- Format: Hardcover
- ISBN: 978-0-7190-8768-4
- Pages: 288
- Publisher: Manchester University Press
- Price: £70.00
- Published Date: November 2013
- BIC Category: History, HISTORY / Social History, Humanities / Social & cultural history
Britain's work camp systems have never before been studied in depth. Highly readable, and based on thorough archival research and the reminiscences of those involved, this fascinating book addresses the relations between work, masculinity, training and citizen service.
The book is a comprehensive study, from the labour colonies of late Victorian and Edwardian Britain to the government instructional centres of the 1930s. It covers therapeutic communities for alcoholics, epileptics, prostitutes and 'mental defectives', as well as alternative communities founded by socialists, anarchists and nationalists in the hope of building a new world.

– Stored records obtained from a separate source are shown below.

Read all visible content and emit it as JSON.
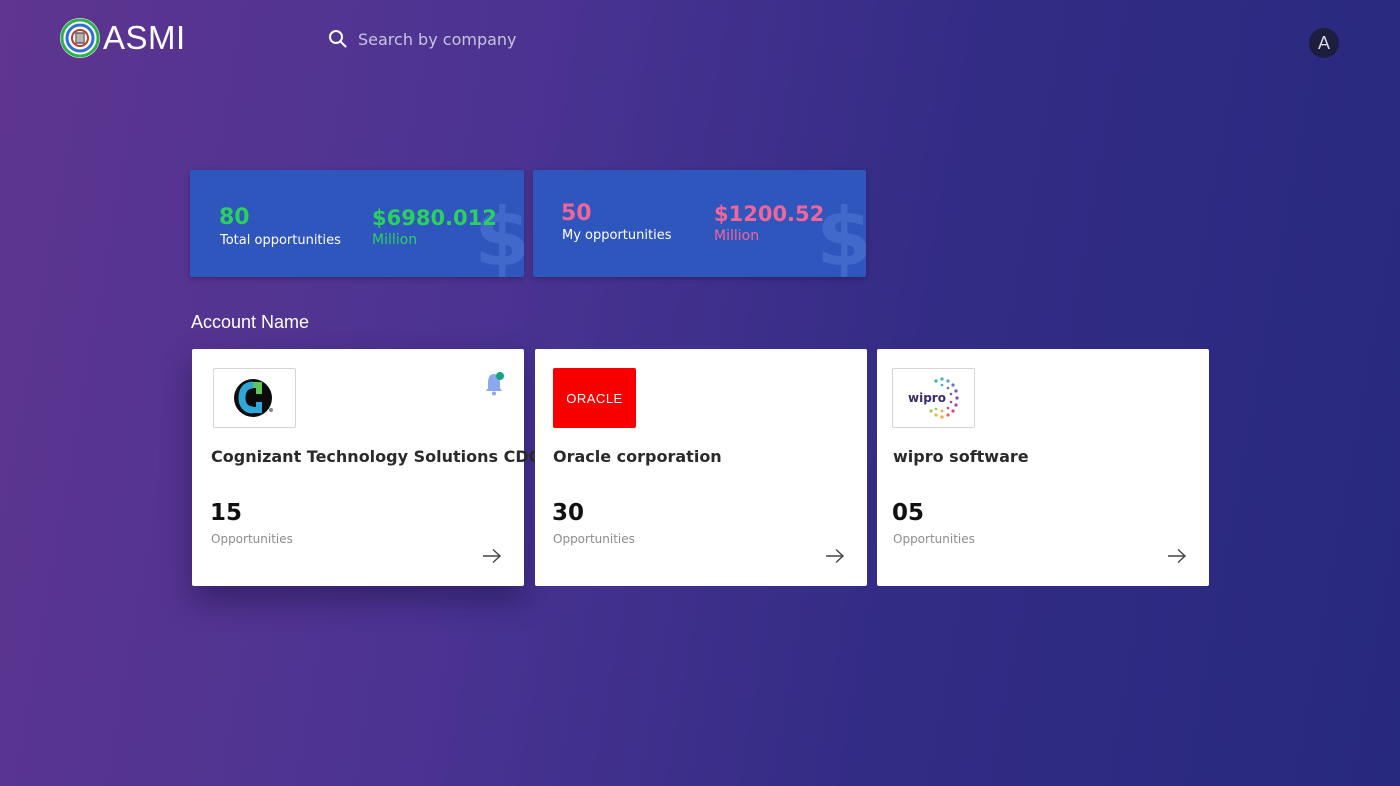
{
  "header": {
    "brand": "ASMI",
    "search_placeholder": "Search by company",
    "avatar_initial": "A"
  },
  "stats": [
    {
      "count": "80",
      "count_label": "Total opportunities",
      "amount": "$6980.012",
      "unit": "Million",
      "accent": "#2bd15e",
      "icon": "dollar-icon"
    },
    {
      "count": "50",
      "count_label": "My opportunities",
      "amount": "$1200.52",
      "unit": "Million",
      "accent": "#f0669a",
      "icon": "dollar-icon"
    }
  ],
  "section_title": "Account Name",
  "accounts": [
    {
      "name": "Cognizant Technology Solutions CDC",
      "count": "15",
      "count_label": "Opportunities",
      "logo": "cognizant-logo",
      "has_notification": true
    },
    {
      "name": "Oracle corporation",
      "count": "30",
      "count_label": "Opportunities",
      "logo": "oracle-logo",
      "logo_text": "ORACLE",
      "has_notification": false
    },
    {
      "name": "wipro software",
      "count": "05",
      "count_label": "Opportunities",
      "logo": "wipro-logo",
      "logo_text": "wipro",
      "has_notification": false
    }
  ],
  "colors": {
    "stat_card_bg": "#2f56bd",
    "green_accent": "#2bd15e",
    "pink_accent": "#f0669a",
    "oracle_red": "#f80000"
  }
}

It explores residential training schemes for women, many of which sought to develop 'soft bodies' fit for domestic service, while more mainstream camps were preoccupied with 'hardening' male bodies through heavy labour.
Working men's bodies will interest anyone specialising in modern British history, and those concerned with social policy, training policy, unemployment, and male identities.
This is a fascinating, well-written and thoughtful study.
John Field is a Professor in the School of Education, University of Stirling, Scotland
1. Colonising the land
2. 'We work amongst the lowest stratum of life': the early labour colonies
3. Labour colonies and public health
4. Alternative living in the English countryside: utopian colonies
5. 'The landless man to the manless land': labour colonies and the Empire
6. 'Save our young people from a kind of dry rot': compulsion and the Labour government, 1929-1931
7. Incremental growth: Instructional Centres under the National Government
8. 'Light green uniforms, white apron and caps': training unemployed women
9. Camps as social service and social movement
10. 'Down with the Concentration Camps!' Opposition and protest
Conclusion - Understanding work camps: memory and context